         To evaluate whether an ALJ properly rejected a medical opinion, in addition to considering its source, the court considers whether (1) contradictory opinions are in the record; and (2) clinical findings support the opinions. An ALJ may reject an uncontradicted opinion of a treating or examining medical professional only for “clear and convincing” reasons. Lester, 81 F.3d at 830-31. In contrast, a contradicted opinion of a treating or examining professional may be rejected for “specific and legitimate” reasons. Id. at 830. While a treating professional's opinion generally is accorded superior weight, if it is contradicted by a supported examining professional's opinion (supported by different independent clinical findings), the ALJ may resolve the conflict. Andrews v. Shalala, 53 F.3d 1035, 1041 (9th Cir. 1995) (citing Magallanes v. Bowen, 881 F.2d 747, 751 (9th Cir. 1989)). The regulations require the ALJ to weigh the contradicted treating physician opinion, Edlund, 253 F.3d at 1157, [6] except that the ALJ in any event need not give it any weight if it is conclusory and supported by minimal clinical findings. Meanel v. Apfel, 172 F.3d 1111, 1114 (9th Cir. 1999) (treating physician's conclusory, minimally supported opinion rejected); see also Magallanes, 881 F.2d at 751. The opinion of a non-examining professional, by itself, is insufficient to reject the opinion of a treating or examining professional. Lester, 81 F.3d at 831.

         On January 6, 2012, just after plaintiff's date last insured, plaintiff's treating physician, Dr. Surinder Uppal, issued a one-page letter noting that plaintiff had degenerative disc disease of the spine (cervical, thoracic, and lumbosacral) and right thumb, with bilateral knee problems, and had become “totally disabled.” (AT 490.) Dr. Uppal stated:

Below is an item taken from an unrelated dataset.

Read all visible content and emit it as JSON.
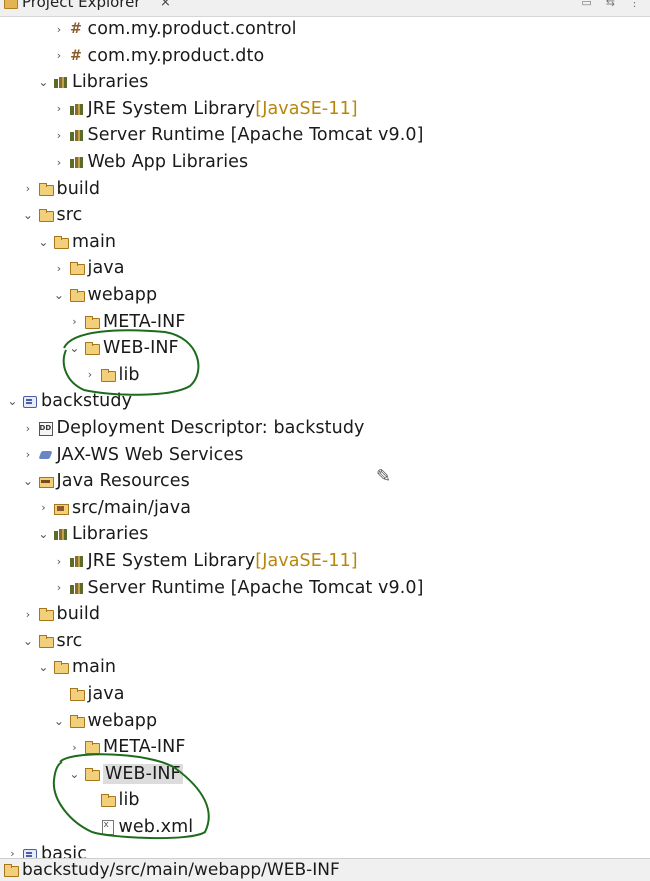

He is not able to do any lifting, pushing, pulling, can not [sic] lift more than 20 pounds of weight, can not [sic] do much kneeling, crouching, over reaching [sic] etc. Can not [sic] do walking at anymore [sic] than half a block at a time, can not [sic] do any running, so he has become totally disabled but otherwise, he is mentally completely clear and he can take care of himself for his personal needs. Directions are good, speech is good, hearing is good.

(Id.)

         Because Dr. Uppal's opinion was contradicted by other medical opinions in the record, the ALJ was required to provide specific and legitimate reasons for discounting Dr. Uppal's opinion.

         As an initial matter, the ALJ reasonably gave Dr. Uppal's January 6, 2012 opinion little weight, because it is conclusory, provides little support for the extreme limitations assessed, and appears to rely significantly on plaintiff's subjective complaints, which the ALJ properly found less than credible for the reasons discussed below. (AT 23.) Indeed, even plaintiff himself admitted that he could walk more than half a ...


Buy This Entire Record For $7.95

Download the entire decision to receive the complete text, official citation,
docket number, dissents and concurrences, and footnotes for this case.

Learn more about what you receive with purchase of this case.